Technicians such as Brandon and the team at Creation Audio Labs have the experience and insight to evaluate your particular console and make specific recommendations. Who knows? You may be only a few thousand dollars away from having a powerhouse of an analog mixer that’s already in your
control room — or storage closet.
Rob Tavaglione has owned and operated Catalyst Recording in Charlotte, NC since 1995.
• • • • •
My Soundcraft Ghost Mod Shootout
by Michael Wagener.
When I started building the new WireWorld studio, I did a detailed shootout to find the best summing box for the new setup. With the exception of the Soundcraft Ghost, there were no other consoles involved at the time, just dedicated summing boxes. I had eight summing boxes from different manufacturers plus a couple of digital summing setups.
All analog summing solutions beat the digital summing solutions in depth of the overall picture. The Ghost sounded the best of all analog solutions by a big margin, but I don’t know if it was because it was adding something to the sound that wasn’t really there, or if it was the most natural sound of all of them. My personal feeling is that it added just a touch of high end to the overall sound and therefore stuck out from all the other analog boxes.
In the end, I decided to go with the Solid State Logic’s AWS 900 analog console/DAW controller based on the sound of the SSL X-Rack, which was in the test (the AWS 900 was not in the actual test, but it does sound the same as the X-Rack, which I compared at a later point). SSL just has that “neutral” tone without adding its own color but still creates that space around the separate instruments in the mix, which is so hard to get in the digital world.
There were other summing boxes that created an actual sound/color — which might be good for some digital mixing situations or even tracking to digital — but that was not what I was looking for.
• • • • •
On the Bench: Tavaglione’s Soundcraft Ghost — Before & After Mods
Before and after measurements of the modifications on Rob Tavaglione’s Ghost reveal easily demonstrable improvements resulting from the Creation Audio Labs modifications and refurb.
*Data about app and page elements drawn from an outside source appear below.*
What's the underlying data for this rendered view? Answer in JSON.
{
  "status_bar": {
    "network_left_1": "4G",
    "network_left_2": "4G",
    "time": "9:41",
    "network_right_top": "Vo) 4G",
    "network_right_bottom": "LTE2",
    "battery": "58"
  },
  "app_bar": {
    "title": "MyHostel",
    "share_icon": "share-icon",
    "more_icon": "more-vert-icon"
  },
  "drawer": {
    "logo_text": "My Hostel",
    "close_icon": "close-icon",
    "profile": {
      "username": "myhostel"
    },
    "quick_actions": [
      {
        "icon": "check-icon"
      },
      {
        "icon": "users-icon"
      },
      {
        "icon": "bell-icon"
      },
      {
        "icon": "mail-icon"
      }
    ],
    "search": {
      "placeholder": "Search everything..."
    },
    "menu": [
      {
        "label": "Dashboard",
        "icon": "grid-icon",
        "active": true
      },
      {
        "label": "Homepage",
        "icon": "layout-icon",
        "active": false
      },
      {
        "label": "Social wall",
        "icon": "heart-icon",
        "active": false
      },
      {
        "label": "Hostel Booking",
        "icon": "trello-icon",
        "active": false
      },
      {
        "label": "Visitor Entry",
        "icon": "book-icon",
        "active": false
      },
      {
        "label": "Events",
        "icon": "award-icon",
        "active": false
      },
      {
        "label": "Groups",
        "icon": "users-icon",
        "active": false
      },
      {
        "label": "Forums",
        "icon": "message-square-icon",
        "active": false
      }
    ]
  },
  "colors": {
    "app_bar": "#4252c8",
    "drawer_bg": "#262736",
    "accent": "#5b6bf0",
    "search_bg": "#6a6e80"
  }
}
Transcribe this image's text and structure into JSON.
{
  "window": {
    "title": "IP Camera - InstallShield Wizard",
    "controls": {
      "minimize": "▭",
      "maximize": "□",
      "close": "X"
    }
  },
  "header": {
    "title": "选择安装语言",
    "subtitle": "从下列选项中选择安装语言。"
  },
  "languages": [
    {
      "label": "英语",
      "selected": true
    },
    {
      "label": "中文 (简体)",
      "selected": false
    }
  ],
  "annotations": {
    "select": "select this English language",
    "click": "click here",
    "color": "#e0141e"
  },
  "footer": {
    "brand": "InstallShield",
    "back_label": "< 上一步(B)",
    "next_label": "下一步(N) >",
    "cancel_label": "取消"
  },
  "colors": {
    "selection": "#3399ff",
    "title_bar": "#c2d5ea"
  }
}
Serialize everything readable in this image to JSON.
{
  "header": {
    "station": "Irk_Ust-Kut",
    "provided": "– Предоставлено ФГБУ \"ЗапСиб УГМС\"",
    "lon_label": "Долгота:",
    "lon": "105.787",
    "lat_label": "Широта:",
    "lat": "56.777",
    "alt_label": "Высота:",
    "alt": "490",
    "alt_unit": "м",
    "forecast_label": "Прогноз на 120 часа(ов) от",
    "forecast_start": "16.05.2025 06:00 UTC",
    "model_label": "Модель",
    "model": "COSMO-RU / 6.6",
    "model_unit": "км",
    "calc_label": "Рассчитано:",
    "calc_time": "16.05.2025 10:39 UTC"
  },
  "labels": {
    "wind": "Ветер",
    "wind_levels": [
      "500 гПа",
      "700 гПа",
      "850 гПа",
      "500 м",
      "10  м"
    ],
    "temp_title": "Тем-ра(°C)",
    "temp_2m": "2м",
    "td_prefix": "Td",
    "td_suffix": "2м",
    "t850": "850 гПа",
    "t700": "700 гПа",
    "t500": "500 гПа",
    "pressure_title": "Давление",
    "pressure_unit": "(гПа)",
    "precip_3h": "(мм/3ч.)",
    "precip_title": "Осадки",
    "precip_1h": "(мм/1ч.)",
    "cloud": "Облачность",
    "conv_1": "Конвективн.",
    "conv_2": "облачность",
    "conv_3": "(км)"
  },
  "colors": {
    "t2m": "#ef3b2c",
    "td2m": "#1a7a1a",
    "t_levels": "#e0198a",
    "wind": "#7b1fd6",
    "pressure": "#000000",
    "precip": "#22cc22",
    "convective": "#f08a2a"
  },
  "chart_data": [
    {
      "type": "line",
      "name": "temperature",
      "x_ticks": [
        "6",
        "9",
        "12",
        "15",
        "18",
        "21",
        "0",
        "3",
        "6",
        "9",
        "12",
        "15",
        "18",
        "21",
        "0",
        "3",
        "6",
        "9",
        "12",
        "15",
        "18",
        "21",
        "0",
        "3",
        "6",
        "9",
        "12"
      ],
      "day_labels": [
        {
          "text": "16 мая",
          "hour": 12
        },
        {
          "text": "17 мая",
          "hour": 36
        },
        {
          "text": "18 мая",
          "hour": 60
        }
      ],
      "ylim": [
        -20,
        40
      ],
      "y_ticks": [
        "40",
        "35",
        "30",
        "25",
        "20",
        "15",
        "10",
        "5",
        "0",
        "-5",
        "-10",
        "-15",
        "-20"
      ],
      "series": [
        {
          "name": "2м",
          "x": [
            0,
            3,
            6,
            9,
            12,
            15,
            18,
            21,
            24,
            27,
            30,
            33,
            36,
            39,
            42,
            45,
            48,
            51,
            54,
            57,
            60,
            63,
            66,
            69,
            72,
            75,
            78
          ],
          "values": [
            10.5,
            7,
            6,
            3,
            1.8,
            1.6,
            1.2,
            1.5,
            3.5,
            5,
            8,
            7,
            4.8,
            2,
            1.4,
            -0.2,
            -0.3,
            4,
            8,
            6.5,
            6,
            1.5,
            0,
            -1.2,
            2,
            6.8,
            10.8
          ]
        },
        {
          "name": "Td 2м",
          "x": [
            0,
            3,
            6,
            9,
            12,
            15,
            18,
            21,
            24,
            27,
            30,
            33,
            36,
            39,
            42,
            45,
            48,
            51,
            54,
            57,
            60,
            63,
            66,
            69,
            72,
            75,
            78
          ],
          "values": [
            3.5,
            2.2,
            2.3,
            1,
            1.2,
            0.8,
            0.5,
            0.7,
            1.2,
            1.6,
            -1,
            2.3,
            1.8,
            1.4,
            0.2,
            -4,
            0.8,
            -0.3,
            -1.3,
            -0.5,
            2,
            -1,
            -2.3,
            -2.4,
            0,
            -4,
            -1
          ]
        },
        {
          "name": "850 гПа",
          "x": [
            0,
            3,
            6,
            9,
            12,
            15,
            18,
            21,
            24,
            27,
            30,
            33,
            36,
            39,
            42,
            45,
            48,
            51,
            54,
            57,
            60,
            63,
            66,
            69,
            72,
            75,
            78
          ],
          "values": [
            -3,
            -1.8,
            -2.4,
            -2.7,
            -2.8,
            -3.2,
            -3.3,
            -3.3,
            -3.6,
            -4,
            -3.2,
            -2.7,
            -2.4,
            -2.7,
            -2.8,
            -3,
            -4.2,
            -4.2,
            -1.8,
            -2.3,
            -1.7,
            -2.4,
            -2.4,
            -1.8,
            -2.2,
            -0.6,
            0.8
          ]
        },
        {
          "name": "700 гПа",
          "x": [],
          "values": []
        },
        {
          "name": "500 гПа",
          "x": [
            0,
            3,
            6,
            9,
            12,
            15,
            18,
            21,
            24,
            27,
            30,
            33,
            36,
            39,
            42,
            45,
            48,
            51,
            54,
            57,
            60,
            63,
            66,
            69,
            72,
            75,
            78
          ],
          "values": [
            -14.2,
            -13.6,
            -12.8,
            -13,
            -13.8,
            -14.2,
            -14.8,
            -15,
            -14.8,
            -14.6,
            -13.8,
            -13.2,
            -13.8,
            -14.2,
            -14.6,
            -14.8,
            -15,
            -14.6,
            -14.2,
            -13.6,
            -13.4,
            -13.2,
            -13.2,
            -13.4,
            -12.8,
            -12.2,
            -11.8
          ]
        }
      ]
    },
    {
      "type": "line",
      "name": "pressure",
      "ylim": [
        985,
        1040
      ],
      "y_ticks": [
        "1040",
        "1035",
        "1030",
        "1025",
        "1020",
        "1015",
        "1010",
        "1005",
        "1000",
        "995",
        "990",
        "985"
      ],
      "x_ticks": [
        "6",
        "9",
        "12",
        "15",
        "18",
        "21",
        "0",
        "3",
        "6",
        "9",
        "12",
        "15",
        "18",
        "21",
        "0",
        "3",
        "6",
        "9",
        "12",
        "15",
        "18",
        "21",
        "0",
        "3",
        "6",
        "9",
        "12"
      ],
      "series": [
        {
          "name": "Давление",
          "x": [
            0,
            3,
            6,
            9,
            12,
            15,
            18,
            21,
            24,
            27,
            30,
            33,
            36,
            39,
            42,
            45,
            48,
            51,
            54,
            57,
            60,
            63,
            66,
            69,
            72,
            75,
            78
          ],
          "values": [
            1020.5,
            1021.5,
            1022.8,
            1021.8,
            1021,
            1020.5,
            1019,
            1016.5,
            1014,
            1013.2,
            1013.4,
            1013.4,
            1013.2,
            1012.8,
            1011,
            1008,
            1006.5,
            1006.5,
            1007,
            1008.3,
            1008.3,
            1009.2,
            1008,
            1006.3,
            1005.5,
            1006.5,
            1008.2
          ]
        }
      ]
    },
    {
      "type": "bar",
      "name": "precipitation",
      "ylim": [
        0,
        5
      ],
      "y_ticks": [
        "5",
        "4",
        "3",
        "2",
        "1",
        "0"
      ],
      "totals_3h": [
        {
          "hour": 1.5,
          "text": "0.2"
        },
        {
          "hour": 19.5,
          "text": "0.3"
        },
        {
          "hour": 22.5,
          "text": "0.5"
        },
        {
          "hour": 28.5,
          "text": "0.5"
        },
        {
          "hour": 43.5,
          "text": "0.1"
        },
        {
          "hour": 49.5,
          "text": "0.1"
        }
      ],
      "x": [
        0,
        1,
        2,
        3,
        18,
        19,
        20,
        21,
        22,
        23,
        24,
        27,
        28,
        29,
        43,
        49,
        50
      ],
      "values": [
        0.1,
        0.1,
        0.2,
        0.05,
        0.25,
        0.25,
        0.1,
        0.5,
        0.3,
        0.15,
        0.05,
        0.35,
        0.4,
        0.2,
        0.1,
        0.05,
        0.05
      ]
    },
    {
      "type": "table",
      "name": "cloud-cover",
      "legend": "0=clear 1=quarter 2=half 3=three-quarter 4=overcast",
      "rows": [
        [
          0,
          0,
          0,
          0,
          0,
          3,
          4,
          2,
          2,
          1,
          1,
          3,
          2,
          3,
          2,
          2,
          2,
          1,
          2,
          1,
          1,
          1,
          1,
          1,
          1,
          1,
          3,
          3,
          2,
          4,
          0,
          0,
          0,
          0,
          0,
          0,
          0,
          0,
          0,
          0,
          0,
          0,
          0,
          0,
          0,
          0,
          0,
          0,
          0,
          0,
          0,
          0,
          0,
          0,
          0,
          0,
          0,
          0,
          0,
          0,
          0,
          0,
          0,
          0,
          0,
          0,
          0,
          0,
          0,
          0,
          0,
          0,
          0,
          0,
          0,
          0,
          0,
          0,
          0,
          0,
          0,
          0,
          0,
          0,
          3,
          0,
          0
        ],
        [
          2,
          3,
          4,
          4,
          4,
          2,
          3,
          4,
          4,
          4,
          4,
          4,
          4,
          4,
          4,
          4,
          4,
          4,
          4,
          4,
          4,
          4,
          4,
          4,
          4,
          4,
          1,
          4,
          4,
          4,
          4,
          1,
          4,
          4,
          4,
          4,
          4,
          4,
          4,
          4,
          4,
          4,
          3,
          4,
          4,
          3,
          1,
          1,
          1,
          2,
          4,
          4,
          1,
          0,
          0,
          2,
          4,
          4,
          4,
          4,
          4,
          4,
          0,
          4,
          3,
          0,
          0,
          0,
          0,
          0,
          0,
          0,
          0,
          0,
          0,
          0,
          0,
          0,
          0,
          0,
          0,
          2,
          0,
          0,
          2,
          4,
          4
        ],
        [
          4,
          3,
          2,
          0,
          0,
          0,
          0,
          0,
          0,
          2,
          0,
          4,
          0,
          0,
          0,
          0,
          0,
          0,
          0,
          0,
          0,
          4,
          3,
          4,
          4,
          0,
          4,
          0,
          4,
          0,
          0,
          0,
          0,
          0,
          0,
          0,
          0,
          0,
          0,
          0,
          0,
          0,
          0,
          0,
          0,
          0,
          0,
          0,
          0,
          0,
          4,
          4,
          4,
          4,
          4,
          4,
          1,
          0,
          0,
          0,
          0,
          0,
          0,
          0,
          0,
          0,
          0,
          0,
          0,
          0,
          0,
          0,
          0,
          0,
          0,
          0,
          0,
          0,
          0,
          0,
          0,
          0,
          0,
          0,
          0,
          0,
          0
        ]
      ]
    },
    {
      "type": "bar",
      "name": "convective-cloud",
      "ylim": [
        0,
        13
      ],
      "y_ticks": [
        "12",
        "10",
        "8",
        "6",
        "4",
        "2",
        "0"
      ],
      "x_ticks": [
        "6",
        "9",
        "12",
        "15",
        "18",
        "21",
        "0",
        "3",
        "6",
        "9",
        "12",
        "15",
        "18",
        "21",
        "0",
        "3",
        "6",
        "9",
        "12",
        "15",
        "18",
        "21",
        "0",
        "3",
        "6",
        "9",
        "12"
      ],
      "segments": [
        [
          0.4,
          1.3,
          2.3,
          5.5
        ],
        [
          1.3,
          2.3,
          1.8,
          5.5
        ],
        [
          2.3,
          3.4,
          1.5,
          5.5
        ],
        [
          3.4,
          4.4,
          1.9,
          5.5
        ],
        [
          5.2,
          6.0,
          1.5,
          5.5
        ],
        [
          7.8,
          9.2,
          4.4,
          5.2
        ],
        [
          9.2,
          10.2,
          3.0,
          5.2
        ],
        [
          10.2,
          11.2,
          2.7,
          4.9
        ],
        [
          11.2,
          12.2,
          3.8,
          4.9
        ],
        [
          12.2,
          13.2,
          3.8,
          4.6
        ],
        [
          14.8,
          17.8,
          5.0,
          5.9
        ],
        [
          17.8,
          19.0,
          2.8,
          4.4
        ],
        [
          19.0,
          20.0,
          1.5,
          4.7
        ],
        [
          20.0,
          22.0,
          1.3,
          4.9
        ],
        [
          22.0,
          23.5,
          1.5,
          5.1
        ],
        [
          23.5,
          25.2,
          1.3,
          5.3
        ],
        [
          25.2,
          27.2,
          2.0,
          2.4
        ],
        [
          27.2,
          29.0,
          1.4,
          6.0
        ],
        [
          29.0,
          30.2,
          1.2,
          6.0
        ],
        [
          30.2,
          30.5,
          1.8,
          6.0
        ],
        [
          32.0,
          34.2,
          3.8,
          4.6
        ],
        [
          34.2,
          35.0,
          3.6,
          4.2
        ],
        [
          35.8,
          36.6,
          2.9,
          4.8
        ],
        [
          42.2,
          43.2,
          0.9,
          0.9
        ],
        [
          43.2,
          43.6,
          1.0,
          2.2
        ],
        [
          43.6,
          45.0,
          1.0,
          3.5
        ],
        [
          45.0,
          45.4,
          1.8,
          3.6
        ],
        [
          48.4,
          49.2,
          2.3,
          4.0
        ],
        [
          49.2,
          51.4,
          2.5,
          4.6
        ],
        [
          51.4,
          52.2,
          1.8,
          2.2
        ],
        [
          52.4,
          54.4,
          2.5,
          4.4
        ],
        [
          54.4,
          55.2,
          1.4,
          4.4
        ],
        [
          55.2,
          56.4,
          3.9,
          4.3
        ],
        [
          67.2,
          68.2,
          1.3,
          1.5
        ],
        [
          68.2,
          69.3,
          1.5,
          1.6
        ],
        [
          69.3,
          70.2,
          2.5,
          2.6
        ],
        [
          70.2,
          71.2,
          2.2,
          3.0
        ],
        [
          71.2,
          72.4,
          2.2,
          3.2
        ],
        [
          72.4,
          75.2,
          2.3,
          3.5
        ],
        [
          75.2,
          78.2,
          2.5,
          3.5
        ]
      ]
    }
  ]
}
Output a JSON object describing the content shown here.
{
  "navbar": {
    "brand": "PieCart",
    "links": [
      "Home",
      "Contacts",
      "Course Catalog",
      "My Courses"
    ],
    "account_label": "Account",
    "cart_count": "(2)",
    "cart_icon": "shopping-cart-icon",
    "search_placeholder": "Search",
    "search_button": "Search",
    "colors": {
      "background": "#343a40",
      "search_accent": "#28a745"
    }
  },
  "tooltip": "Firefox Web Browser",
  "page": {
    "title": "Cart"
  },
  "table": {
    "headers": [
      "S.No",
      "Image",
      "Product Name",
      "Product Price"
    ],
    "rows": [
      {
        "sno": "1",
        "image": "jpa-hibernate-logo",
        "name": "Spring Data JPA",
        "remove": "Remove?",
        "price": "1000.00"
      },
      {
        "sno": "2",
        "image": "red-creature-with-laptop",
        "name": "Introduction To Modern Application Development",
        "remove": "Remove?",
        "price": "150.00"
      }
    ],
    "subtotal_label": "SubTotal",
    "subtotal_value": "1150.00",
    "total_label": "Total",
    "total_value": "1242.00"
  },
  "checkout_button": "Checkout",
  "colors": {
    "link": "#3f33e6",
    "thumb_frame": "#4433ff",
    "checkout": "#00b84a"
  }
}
Modest gains were measured in phase performance.
Interchannel crosstalk between modules was markedly improved, nominally 9 dB or better across the audio spectrum below 10 kHz. Significant improvements were made in noise performance.
Measuring the residual noise within narrow frequencies through a swept bandpass filter, noise components (particularly in the 50 Hz to 1 kHz range) were reduced as much as -20 dB, with at least a couple of dB of improvement across the audio range.
[Fig. 1 Noise performance-residual signal levels with no input measured through a swept bandpass filter and plotted against frequency-was significantly improved by the Creation Audio Labs modifications (Top, green trace, before mods. Bottom, red trace, after)]
THD+N (Total Harmonic Distortion plus Noise) measurements were also markedly improved by the modifications. The clipping point moved a dB higher and THD+N was lower, likely a combination of lower harmonic distortion and improved noise performance.
[Fig. 2 THD+N plotted against output level, while the input level was swept upward. As is typical, the performance improves with higher input levels (more signal in relation to the residual noise) until the signal clips, making square waves with high levels of harmonic content. The top, green trace is before modification. The bottom, red trace is after modification.]
You can view additional before and after plots on the Creation website that mirror the confirmation of the improvements measured on Rob’s Ghost.